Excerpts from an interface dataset
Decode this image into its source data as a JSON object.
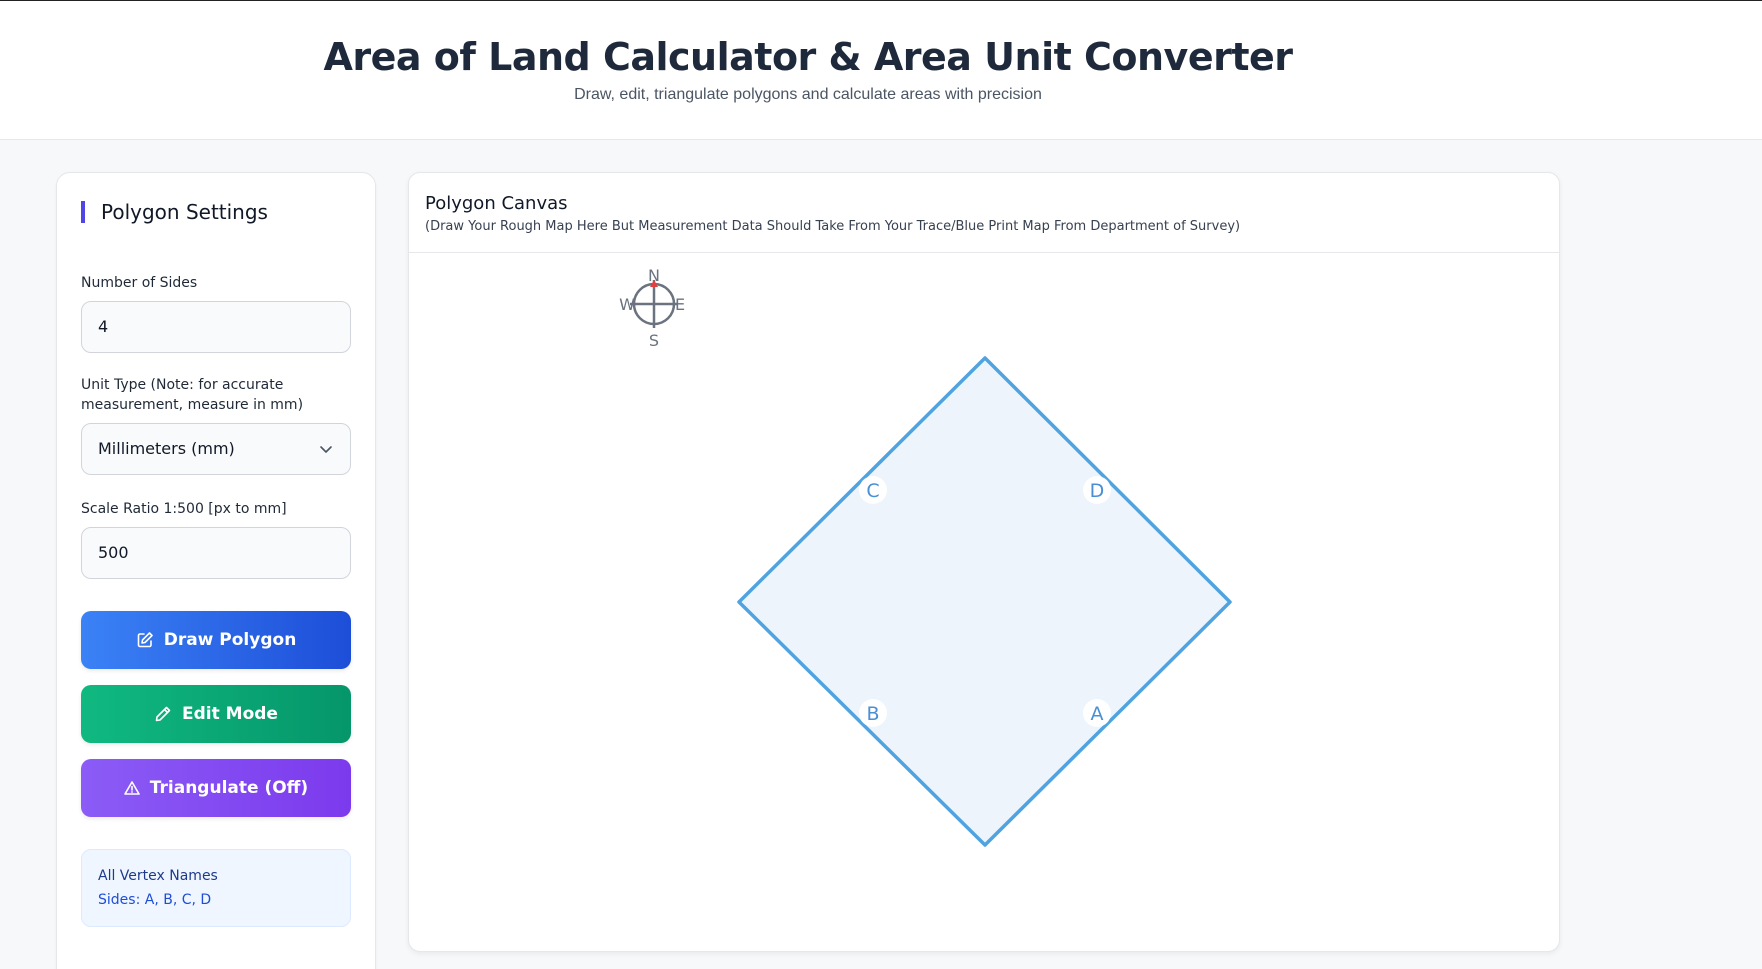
{
  "header": {
    "title": "Area of Land Calculator & Area Unit Converter",
    "subtitle": "Draw, edit, triangulate polygons and calculate areas with precision"
  },
  "settings": {
    "title": "Polygon Settings",
    "sides_label": "Number of Sides",
    "sides_value": "4",
    "unit_label": "Unit Type (Note: for accurate measurement, measure in mm)",
    "unit_value": "Millimeters (mm)",
    "scale_label": "Scale Ratio 1:500 [px to mm]",
    "scale_value": "500",
    "draw_label": "Draw Polygon",
    "edit_label": "Edit Mode",
    "triangulate_label": "Triangulate (Off)",
    "vertex_title": "All Vertex Names",
    "vertex_text": "Sides: A, B, C, D"
  },
  "canvas": {
    "title": "Polygon Canvas",
    "subtitle": "(Draw Your Rough Map Here But Measurement Data Should Take From Your Trace/Blue Print Map From Department of Survey)",
    "compass": {
      "n": "N",
      "s": "S",
      "e": "E",
      "w": "W"
    },
    "vertices": [
      "A",
      "B",
      "C",
      "D"
    ]
  },
  "colors": {
    "polygon_stroke": "#4fa3e0",
    "polygon_fill": "#edf4fb",
    "draw_button": "#2563eb",
    "edit_button": "#10b981",
    "triangulate_button": "#8b5cf6"
  }
}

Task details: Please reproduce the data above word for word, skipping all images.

Output of the task:
Decode this image into its source data as a JSON object.
{
  "header": {
    "title": "Area of Land Calculator & Area Unit Converter",
    "subtitle": "Draw, edit, triangulate polygons and calculate areas with precision"
  },
  "settings": {
    "title": "Polygon Settings",
    "sides_label": "Number of Sides",
    "sides_value": "4",
    "unit_label": "Unit Type (Note: for accurate measurement, measure in mm)",
    "unit_value": "Millimeters (mm)",
    "scale_label": "Scale Ratio 1:500 [px to mm]",
    "scale_value": "500",
    "draw_label": "Draw Polygon",
    "edit_label": "Edit Mode",
    "triangulate_label": "Triangulate (Off)",
    "vertex_title": "All Vertex Names",
    "vertex_text": "Sides: A, B, C, D"
  },
  "canvas": {
    "title": "Polygon Canvas",
    "subtitle": "(Draw Your Rough Map Here But Measurement Data Should Take From Your Trace/Blue Print Map From Department of Survey)",
    "compass": {
      "n": "N",
      "s": "S",
      "e": "E",
      "w": "W"
    },
    "vertices": [
      "A",
      "B",
      "C",
      "D"
    ]
  },
  "colors": {
    "polygon_stroke": "#4fa3e0",
    "polygon_fill": "#edf4fb",
    "draw_button": "#2563eb",
    "edit_button": "#10b981",
    "triangulate_button": "#8b5cf6"
  }
}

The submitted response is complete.